Supplied information:

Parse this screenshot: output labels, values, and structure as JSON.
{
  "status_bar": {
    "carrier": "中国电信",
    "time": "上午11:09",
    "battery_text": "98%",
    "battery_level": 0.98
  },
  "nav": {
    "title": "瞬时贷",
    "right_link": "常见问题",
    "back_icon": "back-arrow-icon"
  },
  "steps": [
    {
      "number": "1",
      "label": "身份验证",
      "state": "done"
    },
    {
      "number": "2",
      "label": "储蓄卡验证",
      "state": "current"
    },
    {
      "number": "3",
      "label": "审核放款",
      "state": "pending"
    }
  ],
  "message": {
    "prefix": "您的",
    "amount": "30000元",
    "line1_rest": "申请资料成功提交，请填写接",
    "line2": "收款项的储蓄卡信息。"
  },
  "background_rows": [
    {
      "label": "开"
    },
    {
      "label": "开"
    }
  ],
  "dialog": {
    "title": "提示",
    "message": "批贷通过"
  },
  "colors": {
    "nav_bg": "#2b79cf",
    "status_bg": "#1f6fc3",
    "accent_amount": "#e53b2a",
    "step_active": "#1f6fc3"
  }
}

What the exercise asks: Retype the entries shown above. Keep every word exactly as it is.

Solution for this exercise:
Parse this screenshot: output labels, values, and structure as JSON.
{
  "status_bar": {
    "carrier": "中国电信",
    "time": "上午11:09",
    "battery_text": "98%",
    "battery_level": 0.98
  },
  "nav": {
    "title": "瞬时贷",
    "right_link": "常见问题",
    "back_icon": "back-arrow-icon"
  },
  "steps": [
    {
      "number": "1",
      "label": "身份验证",
      "state": "done"
    },
    {
      "number": "2",
      "label": "储蓄卡验证",
      "state": "current"
    },
    {
      "number": "3",
      "label": "审核放款",
      "state": "pending"
    }
  ],
  "message": {
    "prefix": "您的",
    "amount": "30000元",
    "line1_rest": "申请资料成功提交，请填写接",
    "line2": "收款项的储蓄卡信息。"
  },
  "background_rows": [
    {
      "label": "开"
    },
    {
      "label": "开"
    }
  ],
  "dialog": {
    "title": "提示",
    "message": "批贷通过"
  },
  "colors": {
    "nav_bg": "#2b79cf",
    "status_bg": "#1f6fc3",
    "accent_amount": "#e53b2a",
    "step_active": "#1f6fc3"
  }
}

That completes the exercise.